> **Exercise instructions**: Could you give the data that follows again exactly, without its pictures?

> **Given information**:
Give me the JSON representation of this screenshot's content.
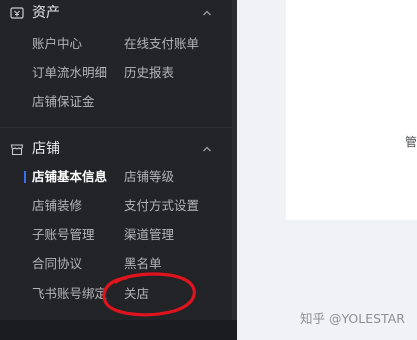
{
  "sidebar": {
    "groups": [
      {
        "title": "资产",
        "icon": "wallet-icon",
        "expanded": true,
        "items": [
          "账户中心",
          "在线支付账单",
          "订单流水明细",
          "历史报表",
          "店铺保证金"
        ]
      },
      {
        "title": "店铺",
        "icon": "store-icon",
        "expanded": true,
        "items": [
          "店铺基本信息",
          "店铺等级",
          "店铺装修",
          "支付方式设置",
          "子账号管理",
          "渠道管理",
          "合同协议",
          "黑名单",
          "飞书账号绑定",
          "关店"
        ],
        "active_item": "店铺基本信息"
      }
    ]
  },
  "main": {
    "truncated_text": "管"
  },
  "watermark": "知乎 @YOLESTAR",
  "annotation": {
    "shape": "hand-drawn red ellipse",
    "target": "关店",
    "color": "#e0141e"
  },
  "colors": {
    "sidebar_bg": "#232427",
    "active_indicator": "#3a6df0",
    "page_bg": "#f1f2f5"
  }
}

> **Problem solution**:
Give me the JSON representation of this screenshot's content.
{
  "sidebar": {
    "groups": [
      {
        "title": "资产",
        "icon": "wallet-icon",
        "expanded": true,
        "items": [
          "账户中心",
          "在线支付账单",
          "订单流水明细",
          "历史报表",
          "店铺保证金"
        ]
      },
      {
        "title": "店铺",
        "icon": "store-icon",
        "expanded": true,
        "items": [
          "店铺基本信息",
          "店铺等级",
          "店铺装修",
          "支付方式设置",
          "子账号管理",
          "渠道管理",
          "合同协议",
          "黑名单",
          "飞书账号绑定",
          "关店"
        ],
        "active_item": "店铺基本信息"
      }
    ]
  },
  "main": {
    "truncated_text": "管"
  },
  "watermark": "知乎 @YOLESTAR",
  "annotation": {
    "shape": "hand-drawn red ellipse",
    "target": "关店",
    "color": "#e0141e"
  },
  "colors": {
    "sidebar_bg": "#232427",
    "active_indicator": "#3a6df0",
    "page_bg": "#f1f2f5"
  }
}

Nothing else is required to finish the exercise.